This is the 11th Chinese New Year since we moved to the States. I realized that the more I grow up, the more it strikes me as a saddening holiday. Perhaps it’s because I’m in New York? Back in Virginia, sometimes it was hard to remember there were any cultures outside the White/Christian norm; but in NYC the big melting pot, it’s a lot easier to be reminded of my own roots – and everybody else’s. And the fact that not everyone’s is equal.
Half of New York stays home on Rosh Hashanah, Yom Kippur, and Hanukkah. The consultants are out of pocket, the jewelers put away their diamonds, and the Kosher restaurants stop serving food. On top of that people respect the Jewish population to take 52 half Fridays off every year to observe the Sabbath. The Chinese? We work. We work as if we forgot to check the calendar. We don’t take the day off to celebrate because our moms and dads and friends all have to go to work, too. People don’t expect you to celebrate until the following Sunday. Those who cut school or work are lazy asses. We despise them.
Last month, an article on New York Times discussed how the Jewish dine at Chinese restaurants over Christmas – because we are the two largest minority groups who don’t celebrate Christmas. We have no urge to spend the time home with family, so we eat out or keep the business running. Guess what? Chinese restaurants open also on Chinese New Year (and the following Sunday)!
When Rockefeller Center lights its Christmas tree, my commute home becomes a nightmare. When Catholic schools and military units take St. Patrick’s Day off to parade on 5th Avenue, it becomes impossible to grab lunch around my office. People who drink on Cinco de Mayo and dress up on Halloween also celebrate the right holiday on the right holiday. They don’t care about screwing over other people’s regular work day – and we Chinese work work work according to everyone else’s schedule. We want to be team players. We want to look good. We want to make money. And somehow our very own culture goes to the bottom of the priority list, and we gather for a meal on Sunday if everyone else is free.
But Chinese New Year is supposed to be about family! Clean the house before the Eve, gather for a big family meal around the stove, play games all night waiting for the New Year to come, give and receive red envelopes, eat more big family meals, run around the streets while the businesses closed for at least 3-5 days…
And what did I do on the Eve? Last year I ate pizza by myself in a foreign town, on a business trip.
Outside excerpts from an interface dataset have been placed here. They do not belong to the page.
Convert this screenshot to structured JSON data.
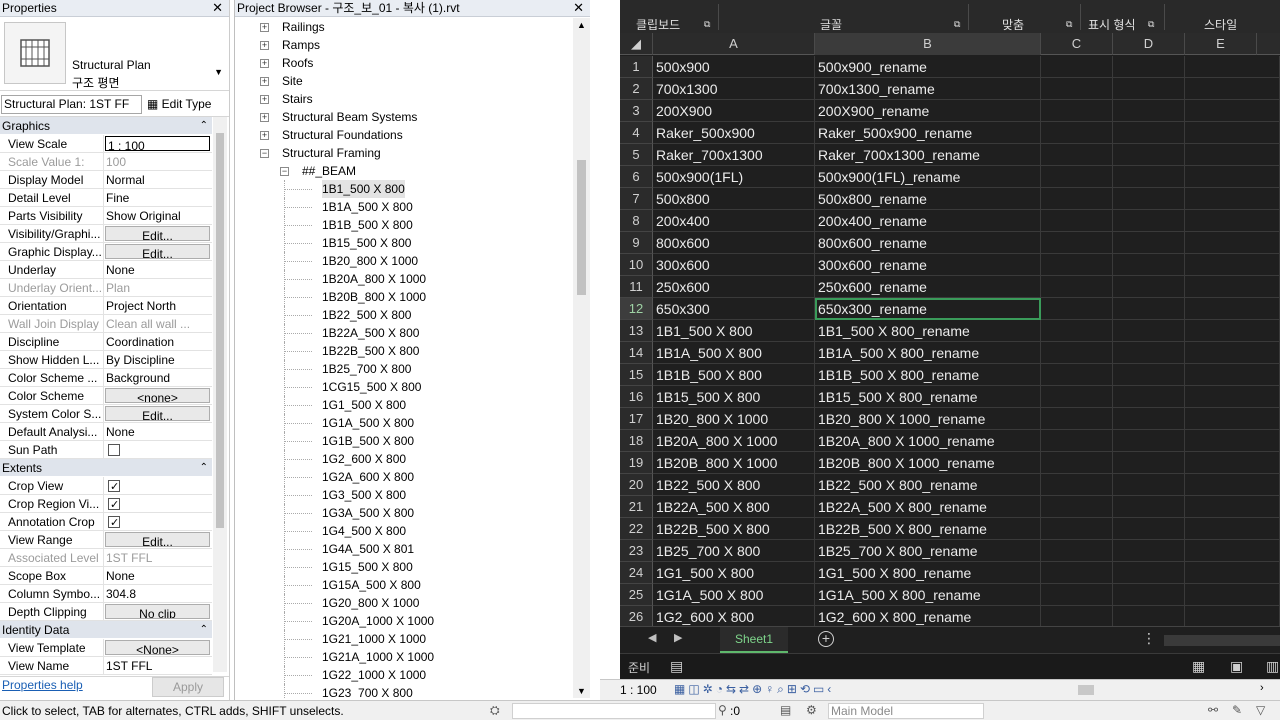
{
  "properties": {
    "title": "Properties",
    "type_name_1": "Structural Plan",
    "type_name_2": "구조 평면",
    "instance_selector": "Structural Plan: 1ST FF",
    "edit_type": "Edit Type",
    "groups": [
      {
        "name": "Graphics",
        "rows": [
          {
            "k": "View Scale",
            "v": "1 : 100",
            "kind": "box"
          },
          {
            "k": "Scale Value    1:",
            "v": "100",
            "kind": "dis"
          },
          {
            "k": "Display Model",
            "v": "Normal"
          },
          {
            "k": "Detail Level",
            "v": "Fine"
          },
          {
            "k": "Parts Visibility",
            "v": "Show Original"
          },
          {
            "k": "Visibility/Graphi...",
            "v": "Edit...",
            "kind": "btn"
          },
          {
            "k": "Graphic Display...",
            "v": "Edit...",
            "kind": "btn"
          },
          {
            "k": "Underlay",
            "v": "None"
          },
          {
            "k": "Underlay Orient...",
            "v": "Plan",
            "kind": "dis"
          },
          {
            "k": "Orientation",
            "v": "Project North"
          },
          {
            "k": "Wall Join Display",
            "v": "Clean all wall ...",
            "kind": "dis"
          },
          {
            "k": "Discipline",
            "v": "Coordination"
          },
          {
            "k": "Show Hidden L...",
            "v": "By Discipline"
          },
          {
            "k": "Color Scheme ...",
            "v": "Background"
          },
          {
            "k": "Color Scheme",
            "v": "<none>",
            "kind": "btn"
          },
          {
            "k": "System Color S...",
            "v": "Edit...",
            "kind": "btn"
          },
          {
            "k": "Default Analysi...",
            "v": "None"
          },
          {
            "k": "Sun Path",
            "v": "",
            "kind": "cb0"
          }
        ]
      },
      {
        "name": "Extents",
        "rows": [
          {
            "k": "Crop View",
            "v": "",
            "kind": "cb1"
          },
          {
            "k": "Crop Region Vi...",
            "v": "",
            "kind": "cb1"
          },
          {
            "k": "Annotation Crop",
            "v": "",
            "kind": "cb1"
          },
          {
            "k": "View Range",
            "v": "Edit...",
            "kind": "btn"
          },
          {
            "k": "Associated Level",
            "v": "1ST FFL",
            "kind": "dis"
          },
          {
            "k": "Scope Box",
            "v": "None"
          },
          {
            "k": "Column Symbo...",
            "v": "304.8"
          },
          {
            "k": "Depth Clipping",
            "v": "No clip",
            "kind": "btn"
          }
        ]
      },
      {
        "name": "Identity Data",
        "rows": [
          {
            "k": "View Template",
            "v": "<None>",
            "kind": "btn"
          },
          {
            "k": "View Name",
            "v": "1ST FFL"
          }
        ]
      }
    ],
    "help_link": "Properties help",
    "apply": "Apply"
  },
  "browser": {
    "title": "Project Browser - 구조_보_01 - 복사 (1).rvt",
    "nodes": [
      {
        "label": "Railings",
        "level": 1,
        "pm": "+"
      },
      {
        "label": "Ramps",
        "level": 1,
        "pm": "+"
      },
      {
        "label": "Roofs",
        "level": 1,
        "pm": "+"
      },
      {
        "label": "Site",
        "level": 1,
        "pm": "+"
      },
      {
        "label": "Stairs",
        "level": 1,
        "pm": "+"
      },
      {
        "label": "Structural Beam Systems",
        "level": 1,
        "pm": "+"
      },
      {
        "label": "Structural Foundations",
        "level": 1,
        "pm": "+"
      },
      {
        "label": "Structural Framing",
        "level": 1,
        "pm": "−"
      },
      {
        "label": "##_BEAM",
        "level": 2,
        "pm": "−"
      },
      {
        "label": "1B1_500 X 800",
        "level": 3,
        "hl": true
      },
      {
        "label": "1B1A_500 X 800",
        "level": 3
      },
      {
        "label": "1B1B_500 X 800",
        "level": 3
      },
      {
        "label": "1B15_500 X 800",
        "level": 3
      },
      {
        "label": "1B20_800 X 1000",
        "level": 3
      },
      {
        "label": "1B20A_800 X 1000",
        "level": 3
      },
      {
        "label": "1B20B_800 X 1000",
        "level": 3
      },
      {
        "label": "1B22_500 X 800",
        "level": 3
      },
      {
        "label": "1B22A_500 X 800",
        "level": 3
      },
      {
        "label": "1B22B_500 X 800",
        "level": 3
      },
      {
        "label": "1B25_700 X 800",
        "level": 3
      },
      {
        "label": "1CG15_500 X 800",
        "level": 3
      },
      {
        "label": "1G1_500 X 800",
        "level": 3
      },
      {
        "label": "1G1A_500 X 800",
        "level": 3
      },
      {
        "label": "1G1B_500 X 800",
        "level": 3
      },
      {
        "label": "1G2_600 X 800",
        "level": 3
      },
      {
        "label": "1G2A_600 X 800",
        "level": 3
      },
      {
        "label": "1G3_500 X 800",
        "level": 3
      },
      {
        "label": "1G3A_500 X 800",
        "level": 3
      },
      {
        "label": "1G4_500 X 800",
        "level": 3
      },
      {
        "label": "1G4A_500 X 801",
        "level": 3
      },
      {
        "label": "1G15_500 X 800",
        "level": 3
      },
      {
        "label": "1G15A_500 X 800",
        "level": 3
      },
      {
        "label": "1G20_800 X 1000",
        "level": 3
      },
      {
        "label": "1G20A_1000 X 1000",
        "level": 3
      },
      {
        "label": "1G21_1000 X 1000",
        "level": 3
      },
      {
        "label": "1G21A_1000 X 1000",
        "level": 3
      },
      {
        "label": "1G22_1000 X 1000",
        "level": 3
      },
      {
        "label": "1G23_700 X 800",
        "level": 3
      }
    ]
  },
  "excel": {
    "ribbon_groups": [
      "클립보드",
      "글꼴",
      "맞춤",
      "표시 형식",
      "스타일"
    ],
    "columns": [
      "A",
      "B",
      "C",
      "D",
      "E"
    ],
    "rows": [
      {
        "n": "1",
        "a": "500x900",
        "b": "500x900_rename"
      },
      {
        "n": "2",
        "a": "700x1300",
        "b": "700x1300_rename"
      },
      {
        "n": "3",
        "a": "200X900",
        "b": "200X900_rename"
      },
      {
        "n": "4",
        "a": "Raker_500x900",
        "b": "Raker_500x900_rename"
      },
      {
        "n": "5",
        "a": "Raker_700x1300",
        "b": "Raker_700x1300_rename"
      },
      {
        "n": "6",
        "a": "500x900(1FL)",
        "b": "500x900(1FL)_rename"
      },
      {
        "n": "7",
        "a": "500x800",
        "b": "500x800_rename"
      },
      {
        "n": "8",
        "a": "200x400",
        "b": "200x400_rename"
      },
      {
        "n": "9",
        "a": "800x600",
        "b": "800x600_rename"
      },
      {
        "n": "10",
        "a": "300x600",
        "b": "300x600_rename"
      },
      {
        "n": "11",
        "a": "250x600",
        "b": "250x600_rename"
      },
      {
        "n": "12",
        "a": "650x300",
        "b": "650x300_rename",
        "active": true
      },
      {
        "n": "13",
        "a": "1B1_500 X 800",
        "b": "1B1_500 X 800_rename"
      },
      {
        "n": "14",
        "a": "1B1A_500 X 800",
        "b": "1B1A_500 X 800_rename"
      },
      {
        "n": "15",
        "a": "1B1B_500 X 800",
        "b": "1B1B_500 X 800_rename"
      },
      {
        "n": "16",
        "a": "1B15_500 X 800",
        "b": "1B15_500 X 800_rename"
      },
      {
        "n": "17",
        "a": "1B20_800 X 1000",
        "b": "1B20_800 X 1000_rename"
      },
      {
        "n": "18",
        "a": "1B20A_800 X 1000",
        "b": "1B20A_800 X 1000_rename"
      },
      {
        "n": "19",
        "a": "1B20B_800 X 1000",
        "b": "1B20B_800 X 1000_rename"
      },
      {
        "n": "20",
        "a": "1B22_500 X 800",
        "b": "1B22_500 X 800_rename"
      },
      {
        "n": "21",
        "a": "1B22A_500 X 800",
        "b": "1B22A_500 X 800_rename"
      },
      {
        "n": "22",
        "a": "1B22B_500 X 800",
        "b": "1B22B_500 X 800_rename"
      },
      {
        "n": "23",
        "a": "1B25_700 X 800",
        "b": "1B25_700 X 800_rename"
      },
      {
        "n": "24",
        "a": "1G1_500 X 800",
        "b": "1G1_500 X 800_rename"
      },
      {
        "n": "25",
        "a": "1G1A_500 X 800",
        "b": "1G1A_500 X 800_rename"
      },
      {
        "n": "26",
        "a": "1G2_600 X 800",
        "b": "1G2_600 X 800_rename"
      }
    ],
    "sheet_tab": "Sheet1",
    "status_ready": "준비"
  },
  "viewbar": {
    "scale": "1 : 100"
  },
  "statusbar": {
    "message": "Click to select, TAB for alternates, CTRL adds, SHIFT unselects.",
    "zero": ":0",
    "model": "Main Model"
  },
  "colors": {
    "excel_bg": "#1f1f1f",
    "excel_accent": "#3a9b5a",
    "revit_panel_header": "#e9edf3",
    "revit_group": "#dfe4ec"
  }
}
This year I feasted on Cheetos while trying to fix the RAM in my computer, and trying to call my parents for four hours without success.
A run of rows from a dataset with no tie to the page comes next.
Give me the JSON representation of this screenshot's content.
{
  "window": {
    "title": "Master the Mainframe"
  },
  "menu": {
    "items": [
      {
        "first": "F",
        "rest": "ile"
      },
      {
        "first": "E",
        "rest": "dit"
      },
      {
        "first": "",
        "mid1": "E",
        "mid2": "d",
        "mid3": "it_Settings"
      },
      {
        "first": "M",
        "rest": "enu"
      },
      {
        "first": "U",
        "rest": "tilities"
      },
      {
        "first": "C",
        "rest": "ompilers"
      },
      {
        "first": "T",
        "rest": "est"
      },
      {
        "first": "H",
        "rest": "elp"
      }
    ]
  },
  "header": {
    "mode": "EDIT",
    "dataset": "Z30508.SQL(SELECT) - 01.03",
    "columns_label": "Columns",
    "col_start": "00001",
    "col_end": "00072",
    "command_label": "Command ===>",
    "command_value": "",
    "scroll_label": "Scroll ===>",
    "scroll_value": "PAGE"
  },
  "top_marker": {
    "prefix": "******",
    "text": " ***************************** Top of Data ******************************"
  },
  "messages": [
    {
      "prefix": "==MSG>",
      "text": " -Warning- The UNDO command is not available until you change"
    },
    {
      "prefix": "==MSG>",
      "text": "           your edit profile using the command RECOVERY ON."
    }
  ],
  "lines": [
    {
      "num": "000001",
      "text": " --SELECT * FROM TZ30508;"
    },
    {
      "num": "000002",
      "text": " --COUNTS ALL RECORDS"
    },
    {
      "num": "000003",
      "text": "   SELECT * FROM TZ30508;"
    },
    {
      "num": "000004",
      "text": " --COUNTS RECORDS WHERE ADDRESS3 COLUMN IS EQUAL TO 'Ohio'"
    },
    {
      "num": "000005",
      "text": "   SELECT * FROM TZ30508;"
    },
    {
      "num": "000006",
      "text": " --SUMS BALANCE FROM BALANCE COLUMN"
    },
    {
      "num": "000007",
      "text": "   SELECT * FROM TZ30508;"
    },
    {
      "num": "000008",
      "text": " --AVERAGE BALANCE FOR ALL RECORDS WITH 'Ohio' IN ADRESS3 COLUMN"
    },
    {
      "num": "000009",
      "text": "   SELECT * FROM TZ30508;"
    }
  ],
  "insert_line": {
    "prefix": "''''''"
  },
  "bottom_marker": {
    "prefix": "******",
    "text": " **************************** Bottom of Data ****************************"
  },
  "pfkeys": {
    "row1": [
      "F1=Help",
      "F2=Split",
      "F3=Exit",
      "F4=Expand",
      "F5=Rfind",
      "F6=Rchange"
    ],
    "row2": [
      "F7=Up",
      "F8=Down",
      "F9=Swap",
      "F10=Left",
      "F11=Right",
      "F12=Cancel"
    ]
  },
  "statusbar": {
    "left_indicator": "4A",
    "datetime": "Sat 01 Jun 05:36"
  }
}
And what did I do on New Year’s Day? Last year I interviewed 14 students who drained my energy and voice like nothing else. This year I put on my red shirt, rode on the crappy morning Subway, had conference calls all day, pissed off a senior colleague, and had dinner with coworkers before returning to my desk for more late-night work. So exciting and festive.
I miss the sound of firecrackers at midnight and the cheesy happy new year songs from the TV. I miss the smell of red envelopes and the plates of hot food on a big round table. I miss the sight of empty streets and the burden of saying silly lucky words. Chinese New Year sucks without them. It sucks when nobody, not even myself, is doing anything about it.